By Chaplain David Brinker
Rev. Dr. Frederick Schmidt is the Rueben P. Job Associate Professor of Spiritual Formation at Garrett-Evangelical Theological Seminary. He has shared insightful principles on the difference between aging and growing older in an online spiritual journal called “Patheos.” He writes:
Sometime ago, a friend who had just celebrated his 84th birthday observed, “You know, when I was young, I thought I knew what being in my eighties would be all about. But now that I am well into the experience, I realize that I don’t know at all. Oh, sure, I have aches and pains that I didn’t experience in the past and I move more slowly. But inside, life feels much as it did in my thirties and forties.”
Thanks to his friend’s observation, Rev. Schmidt found himself musing about what it means to age vs. what it means to merely grow older. Here are some conclusions that might be helpful to you…
One: Everyone gets older, not everyone is able to age well.
Popular singer, Rod Stewart is known for his song “Forever Young.” Botox and hair dye alone will not keep us in eternal youth. But we can have a young frame of mind that engages life with energy and hope! This is possible. We can have a realistic faith, which admits many things will change, but that God can be trusted to stand alongside of us as we find ourselves facing new horizons. This kind of faith sees life as a much larger, endless journey into a God who loves us better than we love ourselves. “Forever young” is not the same thing as “forever adolescent.”
Two: Aging can offer new gifts and graces.
The benefit of the second half of life is that it yields wisdom. Getting older can rob us of strength and endurance, but aging enhances our grasp of life’s subtleties. It can plane off the rough edges of our behavior. It can make us more forgiving, less anxious.
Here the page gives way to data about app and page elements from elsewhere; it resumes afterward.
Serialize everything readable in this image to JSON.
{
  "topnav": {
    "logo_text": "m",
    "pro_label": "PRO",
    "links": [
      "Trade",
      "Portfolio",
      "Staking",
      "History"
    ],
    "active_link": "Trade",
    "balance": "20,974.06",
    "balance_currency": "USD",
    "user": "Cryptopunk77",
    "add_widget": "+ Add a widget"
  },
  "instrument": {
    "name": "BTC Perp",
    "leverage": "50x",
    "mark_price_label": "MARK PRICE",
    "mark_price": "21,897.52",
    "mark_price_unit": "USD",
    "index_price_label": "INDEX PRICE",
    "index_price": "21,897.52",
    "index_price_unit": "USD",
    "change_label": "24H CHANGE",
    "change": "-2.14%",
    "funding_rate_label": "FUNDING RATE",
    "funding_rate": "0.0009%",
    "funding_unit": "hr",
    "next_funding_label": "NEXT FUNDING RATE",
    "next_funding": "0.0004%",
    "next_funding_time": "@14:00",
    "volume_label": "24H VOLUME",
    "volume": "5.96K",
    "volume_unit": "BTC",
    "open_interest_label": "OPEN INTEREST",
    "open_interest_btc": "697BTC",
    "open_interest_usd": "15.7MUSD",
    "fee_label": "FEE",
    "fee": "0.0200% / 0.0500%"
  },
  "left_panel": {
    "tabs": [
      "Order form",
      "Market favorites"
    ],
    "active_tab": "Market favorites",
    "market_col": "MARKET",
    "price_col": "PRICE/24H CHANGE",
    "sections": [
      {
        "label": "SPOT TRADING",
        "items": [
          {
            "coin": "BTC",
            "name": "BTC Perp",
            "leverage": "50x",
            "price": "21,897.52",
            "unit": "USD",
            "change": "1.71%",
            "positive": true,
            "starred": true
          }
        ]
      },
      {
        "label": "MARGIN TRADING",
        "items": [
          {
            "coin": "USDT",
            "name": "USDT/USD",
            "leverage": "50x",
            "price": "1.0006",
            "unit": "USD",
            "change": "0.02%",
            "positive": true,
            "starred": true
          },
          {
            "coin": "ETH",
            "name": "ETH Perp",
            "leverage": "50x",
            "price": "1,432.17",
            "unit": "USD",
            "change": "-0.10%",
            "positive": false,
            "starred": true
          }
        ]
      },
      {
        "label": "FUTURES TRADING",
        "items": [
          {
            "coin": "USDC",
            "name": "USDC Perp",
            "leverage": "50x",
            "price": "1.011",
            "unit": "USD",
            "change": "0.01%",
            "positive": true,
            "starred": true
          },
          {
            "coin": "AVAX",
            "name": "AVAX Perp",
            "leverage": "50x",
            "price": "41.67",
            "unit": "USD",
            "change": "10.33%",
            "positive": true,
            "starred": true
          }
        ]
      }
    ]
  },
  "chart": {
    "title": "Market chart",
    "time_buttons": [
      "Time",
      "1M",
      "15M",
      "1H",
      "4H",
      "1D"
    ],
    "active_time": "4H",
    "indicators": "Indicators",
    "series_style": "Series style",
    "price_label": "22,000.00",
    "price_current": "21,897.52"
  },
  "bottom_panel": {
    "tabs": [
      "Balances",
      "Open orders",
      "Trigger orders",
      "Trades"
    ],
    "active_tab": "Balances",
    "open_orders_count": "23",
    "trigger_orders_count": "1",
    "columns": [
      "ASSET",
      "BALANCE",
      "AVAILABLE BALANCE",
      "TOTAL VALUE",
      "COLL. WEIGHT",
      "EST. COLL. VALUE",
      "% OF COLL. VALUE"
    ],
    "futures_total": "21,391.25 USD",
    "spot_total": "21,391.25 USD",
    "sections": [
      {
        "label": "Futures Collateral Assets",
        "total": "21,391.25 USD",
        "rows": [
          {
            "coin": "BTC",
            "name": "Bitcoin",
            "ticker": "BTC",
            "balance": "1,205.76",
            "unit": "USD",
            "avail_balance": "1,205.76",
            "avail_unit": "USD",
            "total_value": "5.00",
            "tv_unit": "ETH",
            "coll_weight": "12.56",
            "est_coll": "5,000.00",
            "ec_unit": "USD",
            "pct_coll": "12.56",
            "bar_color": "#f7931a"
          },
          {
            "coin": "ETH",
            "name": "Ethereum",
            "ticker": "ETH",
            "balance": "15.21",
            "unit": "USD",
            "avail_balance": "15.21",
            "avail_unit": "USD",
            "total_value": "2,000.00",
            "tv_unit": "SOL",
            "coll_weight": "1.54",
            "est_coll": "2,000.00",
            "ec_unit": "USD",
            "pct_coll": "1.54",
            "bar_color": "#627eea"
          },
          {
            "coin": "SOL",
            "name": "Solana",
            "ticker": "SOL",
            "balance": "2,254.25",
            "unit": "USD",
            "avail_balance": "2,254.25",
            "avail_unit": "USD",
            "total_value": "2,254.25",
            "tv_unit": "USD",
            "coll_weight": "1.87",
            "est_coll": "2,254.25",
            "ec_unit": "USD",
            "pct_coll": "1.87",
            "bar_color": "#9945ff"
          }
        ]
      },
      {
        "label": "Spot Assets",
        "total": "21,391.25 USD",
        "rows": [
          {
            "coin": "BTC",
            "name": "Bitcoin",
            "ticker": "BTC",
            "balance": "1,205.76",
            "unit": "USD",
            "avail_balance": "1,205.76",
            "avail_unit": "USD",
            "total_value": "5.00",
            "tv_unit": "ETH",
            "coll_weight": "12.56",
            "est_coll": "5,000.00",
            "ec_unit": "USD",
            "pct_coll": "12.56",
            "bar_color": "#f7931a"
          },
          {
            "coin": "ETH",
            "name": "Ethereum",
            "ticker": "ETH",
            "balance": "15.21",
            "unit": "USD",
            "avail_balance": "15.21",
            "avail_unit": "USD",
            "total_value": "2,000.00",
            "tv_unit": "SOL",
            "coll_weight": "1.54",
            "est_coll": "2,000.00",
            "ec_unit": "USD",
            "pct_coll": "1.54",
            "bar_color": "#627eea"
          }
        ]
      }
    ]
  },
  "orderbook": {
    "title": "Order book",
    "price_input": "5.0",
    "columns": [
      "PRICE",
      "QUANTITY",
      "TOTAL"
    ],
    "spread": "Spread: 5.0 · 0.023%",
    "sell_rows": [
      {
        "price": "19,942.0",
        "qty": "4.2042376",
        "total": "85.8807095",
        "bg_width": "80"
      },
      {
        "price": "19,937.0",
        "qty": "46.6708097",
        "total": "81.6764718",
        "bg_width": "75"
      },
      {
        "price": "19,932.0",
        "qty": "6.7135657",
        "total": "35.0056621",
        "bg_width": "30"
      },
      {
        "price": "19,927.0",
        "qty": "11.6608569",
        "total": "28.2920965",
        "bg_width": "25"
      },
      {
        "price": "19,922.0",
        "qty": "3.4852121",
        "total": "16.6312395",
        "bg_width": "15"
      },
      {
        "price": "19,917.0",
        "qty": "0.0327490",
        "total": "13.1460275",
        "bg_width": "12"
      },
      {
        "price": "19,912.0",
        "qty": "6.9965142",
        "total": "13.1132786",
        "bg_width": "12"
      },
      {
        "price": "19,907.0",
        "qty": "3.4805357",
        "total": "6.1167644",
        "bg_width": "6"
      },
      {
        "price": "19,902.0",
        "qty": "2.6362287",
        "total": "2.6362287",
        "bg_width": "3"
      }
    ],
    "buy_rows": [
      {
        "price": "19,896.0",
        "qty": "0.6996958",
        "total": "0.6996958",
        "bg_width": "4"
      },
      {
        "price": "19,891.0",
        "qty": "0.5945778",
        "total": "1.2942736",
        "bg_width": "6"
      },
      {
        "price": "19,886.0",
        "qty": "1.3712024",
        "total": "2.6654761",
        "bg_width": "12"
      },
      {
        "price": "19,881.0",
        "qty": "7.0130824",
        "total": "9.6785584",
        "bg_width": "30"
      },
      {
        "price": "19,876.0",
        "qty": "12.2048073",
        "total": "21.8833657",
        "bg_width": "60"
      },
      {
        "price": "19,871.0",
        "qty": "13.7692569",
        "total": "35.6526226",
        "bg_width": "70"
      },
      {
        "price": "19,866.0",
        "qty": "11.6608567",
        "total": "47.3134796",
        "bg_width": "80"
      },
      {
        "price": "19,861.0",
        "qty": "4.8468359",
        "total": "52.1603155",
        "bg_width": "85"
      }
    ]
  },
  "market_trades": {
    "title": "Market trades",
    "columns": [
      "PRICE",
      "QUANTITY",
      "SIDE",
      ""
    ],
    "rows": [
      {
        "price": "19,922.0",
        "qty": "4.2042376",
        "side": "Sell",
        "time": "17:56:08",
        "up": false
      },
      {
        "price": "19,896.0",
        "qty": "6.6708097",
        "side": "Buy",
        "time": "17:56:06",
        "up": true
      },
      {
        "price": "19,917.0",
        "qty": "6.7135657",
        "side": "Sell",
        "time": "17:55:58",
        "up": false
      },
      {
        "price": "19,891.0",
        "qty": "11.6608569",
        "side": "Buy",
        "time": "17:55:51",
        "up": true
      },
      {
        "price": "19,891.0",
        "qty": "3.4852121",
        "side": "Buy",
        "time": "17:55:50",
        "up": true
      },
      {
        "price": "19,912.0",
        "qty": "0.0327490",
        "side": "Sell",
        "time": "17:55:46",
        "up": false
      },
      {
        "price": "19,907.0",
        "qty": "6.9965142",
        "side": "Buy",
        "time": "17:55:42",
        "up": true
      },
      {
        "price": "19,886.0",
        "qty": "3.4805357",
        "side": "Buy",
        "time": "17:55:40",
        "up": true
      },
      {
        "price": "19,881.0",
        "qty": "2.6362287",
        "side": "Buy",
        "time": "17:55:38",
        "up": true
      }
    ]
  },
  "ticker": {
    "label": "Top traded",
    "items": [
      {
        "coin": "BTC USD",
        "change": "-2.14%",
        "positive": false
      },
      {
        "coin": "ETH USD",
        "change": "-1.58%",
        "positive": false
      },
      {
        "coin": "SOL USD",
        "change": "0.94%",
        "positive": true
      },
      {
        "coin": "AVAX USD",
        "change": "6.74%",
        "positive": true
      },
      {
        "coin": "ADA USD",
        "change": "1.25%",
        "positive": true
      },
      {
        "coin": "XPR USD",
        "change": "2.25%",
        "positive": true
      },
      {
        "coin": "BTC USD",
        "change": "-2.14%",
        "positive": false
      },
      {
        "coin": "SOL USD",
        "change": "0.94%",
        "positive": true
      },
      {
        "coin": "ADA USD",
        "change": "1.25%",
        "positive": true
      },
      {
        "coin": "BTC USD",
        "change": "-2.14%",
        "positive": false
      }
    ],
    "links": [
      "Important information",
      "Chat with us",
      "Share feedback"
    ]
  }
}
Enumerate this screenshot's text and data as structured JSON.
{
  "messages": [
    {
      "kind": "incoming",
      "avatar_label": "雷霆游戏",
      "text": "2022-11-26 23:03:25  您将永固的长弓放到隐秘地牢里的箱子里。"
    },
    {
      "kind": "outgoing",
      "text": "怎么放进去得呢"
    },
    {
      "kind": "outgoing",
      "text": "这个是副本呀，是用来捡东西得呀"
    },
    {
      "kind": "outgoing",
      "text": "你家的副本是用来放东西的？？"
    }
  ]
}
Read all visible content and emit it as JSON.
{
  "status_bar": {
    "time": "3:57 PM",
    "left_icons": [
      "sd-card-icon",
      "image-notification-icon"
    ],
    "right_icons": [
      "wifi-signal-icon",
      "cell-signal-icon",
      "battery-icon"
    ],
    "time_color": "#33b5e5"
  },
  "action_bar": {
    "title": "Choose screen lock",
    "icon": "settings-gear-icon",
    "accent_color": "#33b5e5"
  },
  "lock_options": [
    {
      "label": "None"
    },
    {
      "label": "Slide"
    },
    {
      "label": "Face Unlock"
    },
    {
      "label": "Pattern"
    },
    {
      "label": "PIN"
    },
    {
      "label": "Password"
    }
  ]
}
We can even find a greater measure of humility and inner strength. Learning these lessons however, requires a steady perspective of attention to what life can teach you..
Three: Aging reminds us to look beyond the boundaries of our lives.
We have been taught in so many ways to look out for ourselves. This is seen as the responsible, adult thing to do. But only looking after our own concerns can mask selfish behavior, dressing it up as a responsible endeavor. Aging forces us to face the futility of an anxious, self-serving lifestyle. It also alerts us to the value of giving ourselves to the efforts, causes and people who will outlive us.
Four: Aging can teach us what matters.
One common problem of getting older is that we major on the minor and minor on the major. The passing of time makes it easy to see what really matters. Aging allows that perspective to change your behavior and let life’s small stuff take a back seat where possible.
Five: Don’t let yourself be “profiled” by your age.
We hear in the news how people are “profiled” and treated in unfair ways because of the way they are seen by others. It is easy to be treated like a “retiree,” a “grandfather,” or a “grandmother;” as someone who is finished being creative; as someone without a past or without passions, goals, and commitments. Some of those labels are not bad things. Being a retired, a grandfather, a grandmother, or a person in the second half of life is a wonderful thing. But don’t let these roles or the label of being “old” totally define you. You will always be more than a “profile.” You are God’s gift to the world in the making. Seen from a spiritual perspective, life is much longer journey than even the one we are on now.
Are you aging well in years and wisdom, or just watching the number of year add up? Think about it.
Yours in Christ’s service,
Rev. David L. Brinker, Chaplain
David Brinker is an Elder of the Susquehanna Conference of the United Methodist Church. He has been the Chaplain at Normandie Ridge CCRC in York, PA since 2012. Recently, he has developed the spiritual care component of the Kaleidoscope therapeutic engagement program for memory care. You can view his profile on LinkedIn.